A very strong cast appears to enjoy performing this all-tap dancing version of the comfortably well-worn musical. It is always fun to watch a stage full of tap dancers tapping in unison. There is a back-lit shadow play that opens the show and the ensemble members manage some of the set changes in character.

Amanda Lea LaVergne, who I remembered as Reno Sweeney in Sharon Playhouse’s “Anything Goes,” stars as the missionary Sarah Brown. This Equity actress sings magnificently all of the high notes in her musical numbers and has a glowing stage presence.

Equity member C.K. Edwards (“Shuffle Along”) plays Sky Masterson, with a great singing voice and bits of strong tap dancing, in his Sharon Playhouse debut.

Lauralyn McClelland (“SpongeBob”) is a delight to watch in what she calls one of her dream roles of the perpetually engaged Miss Adelaide. I enjoyed every moment that this Equity actress was on the stage.

Equity’s Robert Anthony Jones (“Finding Neverland”) does well as the perpetual gambler Nathan Detroit.

The rest of the cast are wonderfully talented triple threats, who tap dance in just the right amount of tap routines. I did not need to worry that the Latin dancing would become a tap number. Dani Champagne served as associate choreographer and the musical direction is by Jacob Carll. The eight member orchestra makes the most of the memorable score and some of the vocal harmonies are almost choir-like in nature.

Joshua Spencer does better than “nicely” as Nicely-Nicely Johnson. In the roles of the gamblers, Dom Giovanni plays Benny Southstreet, David Fanning (appropriately) is Big Jule in his 12th Sharon production, Nicholas J. Reese plays Rusty Charlie, Evan Lennon is Harry the Horse, and Vincent Law plays Angie the Ox.

John Champion portrays Lt. Brannigan, Emily Soell, President of the Board of Directors, is the stern General Cartwright, and TJ Kubler covers Joey Biltmore and Society Max.

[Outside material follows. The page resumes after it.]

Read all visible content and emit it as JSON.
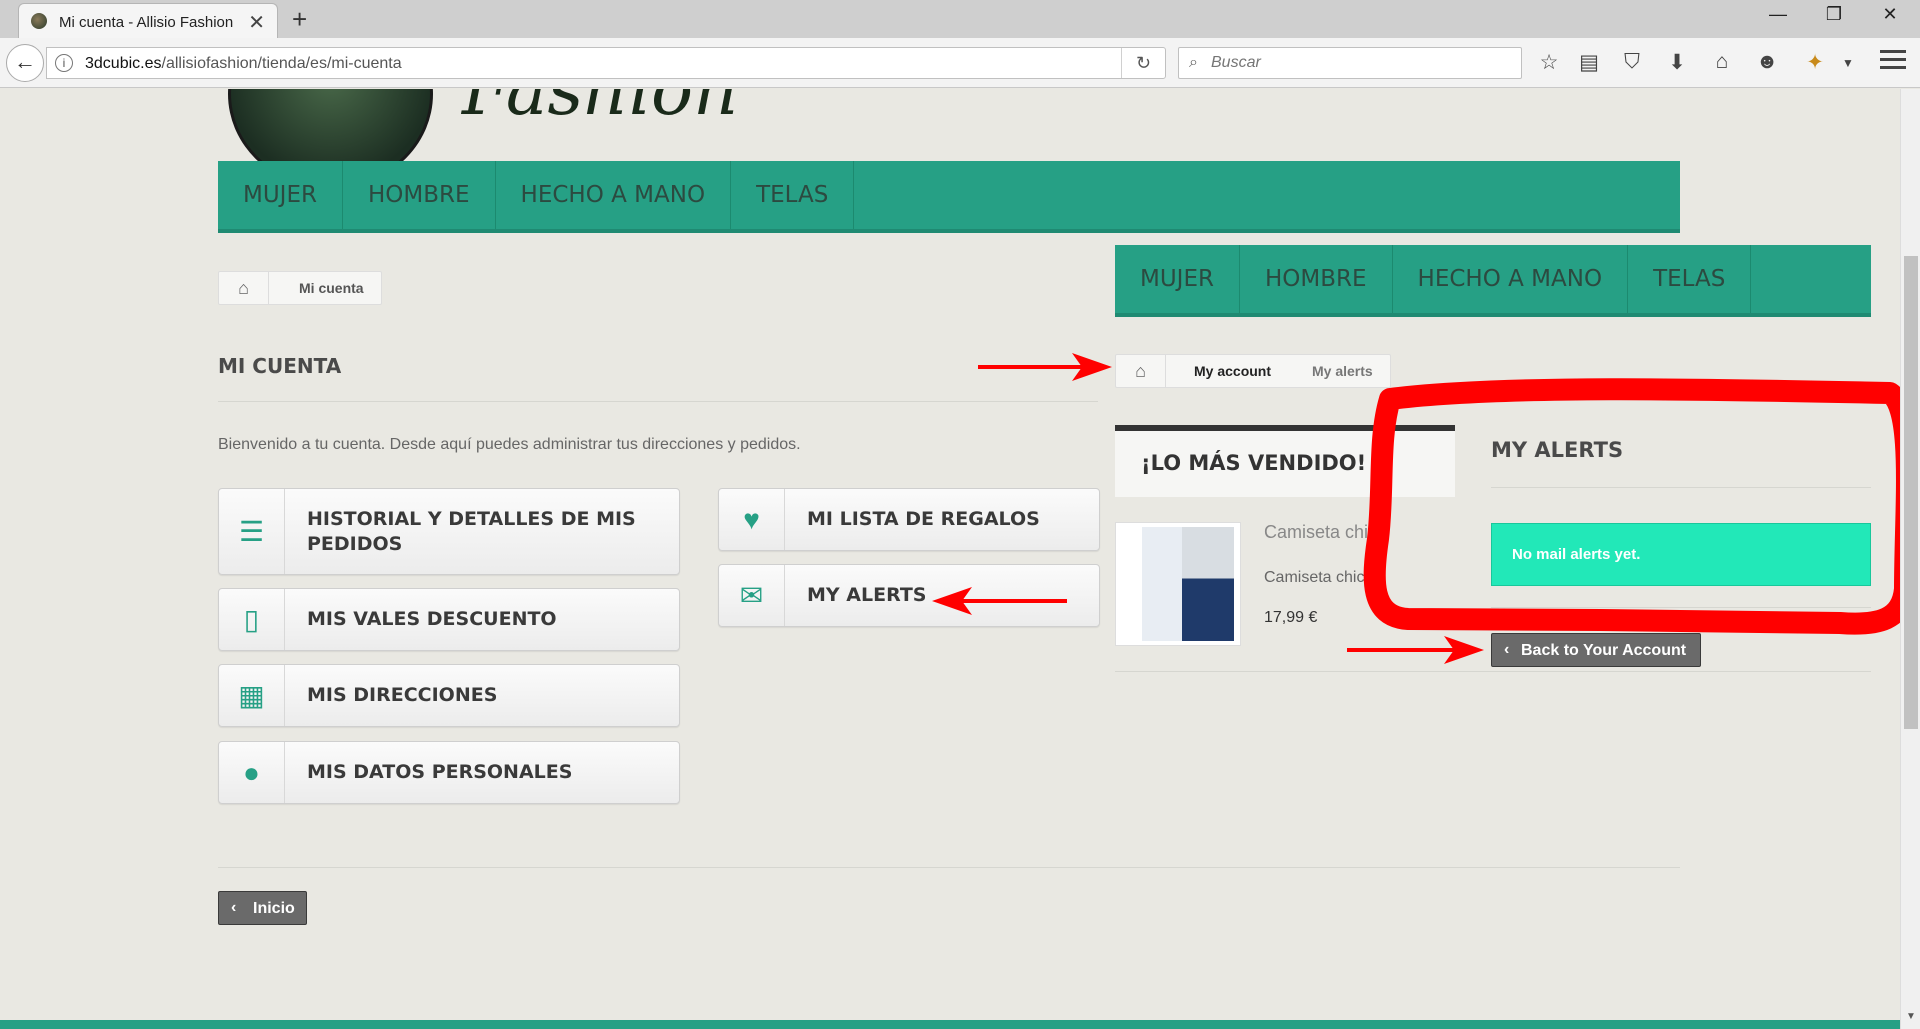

The ensemble members Michelle Lemon, Danielle Jackman, Stephanie Eve Parker, and Mackenzie Farrell become tap dancers in “The Crapshooter’s Dance,” but balance out the pews for “Sit Down, You’re Rockin’ The Boat” as female missionaries. Those who are keeping track will notice that Sky was a few men shy of the dozen gamblers that he guaranteed he would bring to the mission.

What a treat to see community theater veteran and real life physician Payton Turpin portraying the bass drum playing Arvide Abernathy on this stage. He even gets to sing the lovely “More I Cannot Wish Wish” to his granddaughter, Sarah.

The scenic artist by Karla Woodworth includes some vintage product logos. There are a bevy of beautiful costume changes designed by Michael Bottari and Ronald Case and excellent wig design by Kurt Alger.

Sharon Playhouse is the critically acclaimed non-profit professional theater that brings theater to the Northwest Corridor every summer. The barn is nestled in the beautiful foothills of the Berkshires, just miles from the New York state line. The Playhouse strives to be a cultural institution providing exciting summer entertainment and training opportunities for novice and professional actors.

Masks are required for all audience members inside the Bobbie Olsen Theater and Bok Stage. “Guys and Dolls” runs in the Bobbie Olsen Theater at Sharon Playhouse through Aug. 14. The Playhouse is easy to find at 49 Armenia Road in Sharon. Roll the dice and grab your tickets now at